In many cases, our departure alternate would be a return to the same airport we just left.
There might be no perfect option: There's a good departure alternate 20 minutes away, but opposite your planned direction of flight.
The next step after getting a plan for a departure alternate is deciding how much to prepare the cockpit for executing that plan.
As airports continue to be turned into shopping malls, selecting a departure alternate is becoming more important and challenging, especially in area where large bodies of water or mountains mean no airports for a long ways around half the compass, and a large area of fog or line of thunderstorms could rule out airports that otherwise be available.
As sure as Murphy's Law exists--and there are those who claim Murphy was an optimist--the time you do boogie off into the clag with no usable departure alternate will be when the forecast thin, broken layer will become 4000 feet of overcast with more ice in it than your airplane can climb through.
There is no provision to load an approach procedure for your departure airport or a departure alternate
, nor can you load a destination alternate approach.
Making a safe diversion to a departure alternate airport requires organization.
But assuming the pilot was qualified and the airplane capable of shedding the ice it was encountering, your next thought might be a conscious decision to focus on the back-up instrumentation when responding to the attitude indictor failure, and to execute a known plan to divert back to the departure airport or to a nearby departure alternate.
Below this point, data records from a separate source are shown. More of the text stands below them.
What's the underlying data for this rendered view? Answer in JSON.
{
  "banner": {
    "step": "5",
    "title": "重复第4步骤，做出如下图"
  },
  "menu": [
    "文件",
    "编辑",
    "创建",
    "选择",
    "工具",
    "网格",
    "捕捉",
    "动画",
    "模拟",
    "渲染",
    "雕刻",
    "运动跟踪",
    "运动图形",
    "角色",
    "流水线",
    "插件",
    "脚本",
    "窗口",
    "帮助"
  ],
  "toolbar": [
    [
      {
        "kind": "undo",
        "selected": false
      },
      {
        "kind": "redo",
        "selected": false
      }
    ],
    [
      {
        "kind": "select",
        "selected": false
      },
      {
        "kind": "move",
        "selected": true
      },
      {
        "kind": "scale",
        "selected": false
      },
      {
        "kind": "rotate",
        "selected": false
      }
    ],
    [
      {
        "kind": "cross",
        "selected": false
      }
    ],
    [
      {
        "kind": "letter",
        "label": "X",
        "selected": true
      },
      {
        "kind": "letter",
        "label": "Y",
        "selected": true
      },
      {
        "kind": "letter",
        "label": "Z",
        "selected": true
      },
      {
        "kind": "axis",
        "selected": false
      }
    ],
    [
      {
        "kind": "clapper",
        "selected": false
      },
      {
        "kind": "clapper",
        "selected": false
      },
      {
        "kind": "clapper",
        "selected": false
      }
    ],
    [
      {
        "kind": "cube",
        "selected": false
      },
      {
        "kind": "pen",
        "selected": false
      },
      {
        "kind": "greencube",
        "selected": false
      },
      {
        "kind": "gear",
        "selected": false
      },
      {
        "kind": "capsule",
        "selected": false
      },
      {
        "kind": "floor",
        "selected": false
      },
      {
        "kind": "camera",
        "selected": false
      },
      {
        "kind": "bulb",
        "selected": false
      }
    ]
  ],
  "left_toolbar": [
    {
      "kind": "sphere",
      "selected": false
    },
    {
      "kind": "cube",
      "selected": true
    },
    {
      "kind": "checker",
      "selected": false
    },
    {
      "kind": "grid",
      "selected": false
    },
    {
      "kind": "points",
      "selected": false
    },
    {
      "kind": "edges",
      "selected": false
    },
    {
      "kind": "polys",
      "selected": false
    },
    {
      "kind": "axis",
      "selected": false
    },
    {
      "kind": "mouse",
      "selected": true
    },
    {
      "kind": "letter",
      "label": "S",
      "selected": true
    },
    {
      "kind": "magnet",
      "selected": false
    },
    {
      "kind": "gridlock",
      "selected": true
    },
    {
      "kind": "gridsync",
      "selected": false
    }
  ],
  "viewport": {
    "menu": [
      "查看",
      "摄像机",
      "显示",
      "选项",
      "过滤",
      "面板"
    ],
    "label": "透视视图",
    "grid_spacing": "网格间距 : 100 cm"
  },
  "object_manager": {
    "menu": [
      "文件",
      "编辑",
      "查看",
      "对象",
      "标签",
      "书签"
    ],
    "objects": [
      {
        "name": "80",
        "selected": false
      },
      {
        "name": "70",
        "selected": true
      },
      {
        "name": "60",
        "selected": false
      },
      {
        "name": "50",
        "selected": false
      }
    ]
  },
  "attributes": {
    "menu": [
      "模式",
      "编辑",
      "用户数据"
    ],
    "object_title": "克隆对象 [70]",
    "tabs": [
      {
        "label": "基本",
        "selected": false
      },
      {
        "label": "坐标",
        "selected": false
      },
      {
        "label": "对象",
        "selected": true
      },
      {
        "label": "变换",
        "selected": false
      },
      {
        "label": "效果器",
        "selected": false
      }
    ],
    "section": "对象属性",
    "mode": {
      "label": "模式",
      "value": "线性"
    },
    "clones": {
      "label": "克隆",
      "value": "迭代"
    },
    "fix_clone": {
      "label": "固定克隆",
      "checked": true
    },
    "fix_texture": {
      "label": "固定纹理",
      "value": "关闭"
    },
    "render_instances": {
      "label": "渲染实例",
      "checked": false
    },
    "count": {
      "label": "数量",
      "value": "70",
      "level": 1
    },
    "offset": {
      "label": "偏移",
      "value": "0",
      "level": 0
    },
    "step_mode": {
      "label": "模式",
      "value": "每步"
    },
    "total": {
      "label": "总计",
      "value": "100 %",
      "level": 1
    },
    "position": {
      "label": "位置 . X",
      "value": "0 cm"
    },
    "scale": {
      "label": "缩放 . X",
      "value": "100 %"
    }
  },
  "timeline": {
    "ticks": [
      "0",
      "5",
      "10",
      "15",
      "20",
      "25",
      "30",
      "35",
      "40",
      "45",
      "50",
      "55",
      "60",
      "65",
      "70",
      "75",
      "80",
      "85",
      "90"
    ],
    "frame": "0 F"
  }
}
Certainly, if you made such decisions consciously beforehand and had your cockpit set up to make good on your decisions, a successful outcome would be much more assured.
If local fog or low clouds require it, Pobanz would have charts ready and briefed for a nearby airport with better weather or lower instrument approach minimums--a "departure alternate."
"If weather is above minimums," Dewhirst suggests, "set up for the approach" for the departure airport or a nearby departure alternate. "If weather is below [arrival] minimums it's more difficult," he says.
How about departure alternates
? Parts 121 and 135 carriers are required to designate a place to go in an emergency when origin weather is low, but for Part 91 it's sound practice.